So, for now we now have a flock of 7 Suffolk sheep and I have two new names to pick out! In case you haven’t realised I love naming things, including all our neighbours sheep! One of which I’m going to reuse as it’s one I love and this is important for a ram who will be with us for many years. Lucy’s baby is Ziggy. We’re sticking with the music theme obviously! Lola’s girl will be Eileen. And yes we may or may not sing their names.
Our lives have been totally taken over by sheep in the last month or so, learning about sheep, caring for sheep, watching the sheep and building a sheep shed but in other non sheepish news the farm is going well… the fruit trees are all starting to burst with blossom and leaves after their big winter sleep, there’s baby apricots and almonds developing already and we have our first few fingerlimes ripening up. The veggie garden is sprouting new life despite the fact I planted a heap of new seeds prior to a week of the most solid heavy rain dumping all winter! I was sure I’d lost them all but it appears there are a few survivors in the mix. We fell way behind in our plan to plant to heap of seeds late winter ready for a spring planting, life has a way of getting busy and August was nuts this year! Craft is slowly coming back into our lives in a daily manner as we try to do a little making each night. Charlie always seems to have an order on the go and I’ve just made a couple more scarves, I love having a cupboard of homemade goodies at the ready for presents and gifts.
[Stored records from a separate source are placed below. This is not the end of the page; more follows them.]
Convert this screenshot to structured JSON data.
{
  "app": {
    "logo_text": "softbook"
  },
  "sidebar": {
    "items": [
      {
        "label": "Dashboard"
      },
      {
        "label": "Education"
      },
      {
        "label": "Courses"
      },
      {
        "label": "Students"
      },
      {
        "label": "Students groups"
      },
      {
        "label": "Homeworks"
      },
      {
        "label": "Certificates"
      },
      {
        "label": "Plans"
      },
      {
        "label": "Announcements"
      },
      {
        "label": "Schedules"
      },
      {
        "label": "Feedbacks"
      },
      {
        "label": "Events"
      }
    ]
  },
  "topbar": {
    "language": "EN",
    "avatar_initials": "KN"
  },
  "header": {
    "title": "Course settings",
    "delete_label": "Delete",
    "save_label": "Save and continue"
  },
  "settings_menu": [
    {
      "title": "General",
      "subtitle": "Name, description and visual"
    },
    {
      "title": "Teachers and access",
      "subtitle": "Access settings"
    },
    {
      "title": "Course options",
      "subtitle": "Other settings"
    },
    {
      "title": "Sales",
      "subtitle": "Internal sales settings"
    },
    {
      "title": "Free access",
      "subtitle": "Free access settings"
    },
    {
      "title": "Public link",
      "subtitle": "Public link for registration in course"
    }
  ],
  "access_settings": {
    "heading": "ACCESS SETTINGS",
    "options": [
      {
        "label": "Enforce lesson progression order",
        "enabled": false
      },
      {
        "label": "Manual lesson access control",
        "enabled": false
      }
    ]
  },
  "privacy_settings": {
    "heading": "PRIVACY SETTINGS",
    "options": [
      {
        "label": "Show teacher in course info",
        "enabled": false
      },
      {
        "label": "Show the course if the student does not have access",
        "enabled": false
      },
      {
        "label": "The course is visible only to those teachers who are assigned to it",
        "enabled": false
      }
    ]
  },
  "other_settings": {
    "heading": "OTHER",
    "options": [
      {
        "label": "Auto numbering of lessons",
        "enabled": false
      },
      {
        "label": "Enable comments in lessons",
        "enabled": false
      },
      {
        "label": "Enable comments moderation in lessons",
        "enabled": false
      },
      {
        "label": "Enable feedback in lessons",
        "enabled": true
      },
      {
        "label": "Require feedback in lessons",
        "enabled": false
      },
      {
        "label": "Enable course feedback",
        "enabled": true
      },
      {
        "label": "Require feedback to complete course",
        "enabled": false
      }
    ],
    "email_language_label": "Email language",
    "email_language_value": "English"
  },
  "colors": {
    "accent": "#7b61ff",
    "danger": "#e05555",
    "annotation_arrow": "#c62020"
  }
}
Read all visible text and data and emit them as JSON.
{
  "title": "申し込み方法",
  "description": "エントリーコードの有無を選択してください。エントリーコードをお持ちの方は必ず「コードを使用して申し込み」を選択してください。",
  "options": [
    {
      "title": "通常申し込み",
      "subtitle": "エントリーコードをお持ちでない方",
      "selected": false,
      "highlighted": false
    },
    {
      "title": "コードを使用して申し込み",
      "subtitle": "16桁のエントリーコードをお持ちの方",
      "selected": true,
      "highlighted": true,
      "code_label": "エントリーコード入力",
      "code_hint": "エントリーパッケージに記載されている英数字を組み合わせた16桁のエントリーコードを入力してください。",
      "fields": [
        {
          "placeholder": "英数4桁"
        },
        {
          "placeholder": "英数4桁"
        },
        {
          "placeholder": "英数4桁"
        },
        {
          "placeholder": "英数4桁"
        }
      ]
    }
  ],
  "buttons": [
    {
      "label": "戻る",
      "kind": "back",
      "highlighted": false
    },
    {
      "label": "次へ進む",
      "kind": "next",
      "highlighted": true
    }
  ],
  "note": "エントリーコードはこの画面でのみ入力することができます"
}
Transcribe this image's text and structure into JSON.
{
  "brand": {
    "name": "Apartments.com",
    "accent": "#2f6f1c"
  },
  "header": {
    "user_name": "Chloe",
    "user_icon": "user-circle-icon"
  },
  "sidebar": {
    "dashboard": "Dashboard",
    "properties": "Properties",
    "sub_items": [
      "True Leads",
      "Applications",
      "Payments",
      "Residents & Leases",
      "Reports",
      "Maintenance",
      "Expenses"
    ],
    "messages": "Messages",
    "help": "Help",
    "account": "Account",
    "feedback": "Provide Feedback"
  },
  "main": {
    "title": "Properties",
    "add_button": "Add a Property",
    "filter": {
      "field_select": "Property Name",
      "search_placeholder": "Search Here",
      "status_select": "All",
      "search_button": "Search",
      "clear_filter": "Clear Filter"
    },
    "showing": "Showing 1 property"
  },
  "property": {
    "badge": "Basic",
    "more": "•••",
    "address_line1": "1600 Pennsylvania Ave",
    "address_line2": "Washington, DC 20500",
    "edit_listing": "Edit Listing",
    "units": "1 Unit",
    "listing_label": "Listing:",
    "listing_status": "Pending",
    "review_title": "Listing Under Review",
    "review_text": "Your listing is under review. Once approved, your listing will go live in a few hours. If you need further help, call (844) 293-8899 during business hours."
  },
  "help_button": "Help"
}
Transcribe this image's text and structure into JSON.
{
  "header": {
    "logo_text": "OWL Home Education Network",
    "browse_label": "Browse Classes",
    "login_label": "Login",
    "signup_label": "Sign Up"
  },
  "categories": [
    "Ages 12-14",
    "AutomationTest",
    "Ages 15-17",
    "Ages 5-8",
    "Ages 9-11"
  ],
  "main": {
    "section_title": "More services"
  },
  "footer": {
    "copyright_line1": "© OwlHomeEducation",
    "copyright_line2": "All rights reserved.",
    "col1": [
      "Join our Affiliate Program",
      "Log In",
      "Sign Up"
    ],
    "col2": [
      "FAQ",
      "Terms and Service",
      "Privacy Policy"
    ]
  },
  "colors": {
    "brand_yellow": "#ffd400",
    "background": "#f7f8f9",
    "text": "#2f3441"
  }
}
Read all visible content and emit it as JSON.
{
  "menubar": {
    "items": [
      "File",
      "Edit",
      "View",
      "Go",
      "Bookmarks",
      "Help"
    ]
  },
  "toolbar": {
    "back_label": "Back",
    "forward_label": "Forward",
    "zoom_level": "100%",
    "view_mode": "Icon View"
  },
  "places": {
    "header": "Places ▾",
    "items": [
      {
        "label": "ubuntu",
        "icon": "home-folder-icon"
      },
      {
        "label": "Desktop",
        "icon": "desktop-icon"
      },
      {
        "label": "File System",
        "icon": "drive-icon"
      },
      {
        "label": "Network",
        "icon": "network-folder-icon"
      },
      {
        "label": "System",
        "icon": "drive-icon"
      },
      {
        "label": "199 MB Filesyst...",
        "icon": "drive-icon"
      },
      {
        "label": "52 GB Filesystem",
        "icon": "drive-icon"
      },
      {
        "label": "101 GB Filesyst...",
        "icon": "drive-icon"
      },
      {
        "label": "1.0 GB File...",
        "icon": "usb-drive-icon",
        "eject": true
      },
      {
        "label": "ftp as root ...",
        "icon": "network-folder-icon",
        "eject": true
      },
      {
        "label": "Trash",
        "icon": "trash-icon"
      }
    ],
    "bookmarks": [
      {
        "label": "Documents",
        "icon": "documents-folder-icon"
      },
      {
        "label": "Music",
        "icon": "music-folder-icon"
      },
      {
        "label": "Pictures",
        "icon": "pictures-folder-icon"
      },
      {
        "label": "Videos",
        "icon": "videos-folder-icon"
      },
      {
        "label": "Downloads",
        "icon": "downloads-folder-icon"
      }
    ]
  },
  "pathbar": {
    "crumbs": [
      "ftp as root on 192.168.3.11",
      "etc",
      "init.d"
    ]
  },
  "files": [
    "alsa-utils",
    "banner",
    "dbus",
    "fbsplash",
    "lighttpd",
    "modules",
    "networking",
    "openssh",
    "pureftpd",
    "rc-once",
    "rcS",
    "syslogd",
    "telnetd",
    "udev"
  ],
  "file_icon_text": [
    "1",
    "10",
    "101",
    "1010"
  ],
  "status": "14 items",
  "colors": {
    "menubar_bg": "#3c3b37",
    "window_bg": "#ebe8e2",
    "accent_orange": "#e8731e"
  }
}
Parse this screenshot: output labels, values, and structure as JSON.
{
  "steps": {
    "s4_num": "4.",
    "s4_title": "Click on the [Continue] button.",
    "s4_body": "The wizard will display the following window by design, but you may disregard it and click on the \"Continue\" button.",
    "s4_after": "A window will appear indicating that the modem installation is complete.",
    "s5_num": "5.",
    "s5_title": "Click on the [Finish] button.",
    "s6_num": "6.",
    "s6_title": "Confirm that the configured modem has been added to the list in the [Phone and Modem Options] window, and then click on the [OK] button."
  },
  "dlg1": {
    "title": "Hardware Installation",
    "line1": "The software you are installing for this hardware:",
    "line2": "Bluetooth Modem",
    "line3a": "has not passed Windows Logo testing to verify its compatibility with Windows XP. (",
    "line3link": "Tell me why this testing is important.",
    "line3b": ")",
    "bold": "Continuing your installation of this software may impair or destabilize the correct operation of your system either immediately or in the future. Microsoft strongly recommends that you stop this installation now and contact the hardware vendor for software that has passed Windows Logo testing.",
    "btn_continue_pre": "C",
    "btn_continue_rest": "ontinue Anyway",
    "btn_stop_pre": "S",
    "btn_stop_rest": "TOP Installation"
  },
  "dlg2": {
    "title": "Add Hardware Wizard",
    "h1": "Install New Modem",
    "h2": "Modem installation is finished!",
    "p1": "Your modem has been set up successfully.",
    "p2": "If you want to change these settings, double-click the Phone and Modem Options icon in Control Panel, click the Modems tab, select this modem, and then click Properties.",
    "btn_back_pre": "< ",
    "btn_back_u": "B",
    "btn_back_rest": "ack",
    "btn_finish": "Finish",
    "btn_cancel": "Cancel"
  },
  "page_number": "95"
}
Farm life sure is luscious this time of year in Gippsland, the hills are a deep rich green and the grass long. The cattle surrounding us are healthy and shiny and the vet commented on the excellent condition of our sheep. There’s plenty of food for them and I’m pretty sure you can see a little contented smile in their relaxed faces sometimes.
Wishing you contented smiles and relaxed days.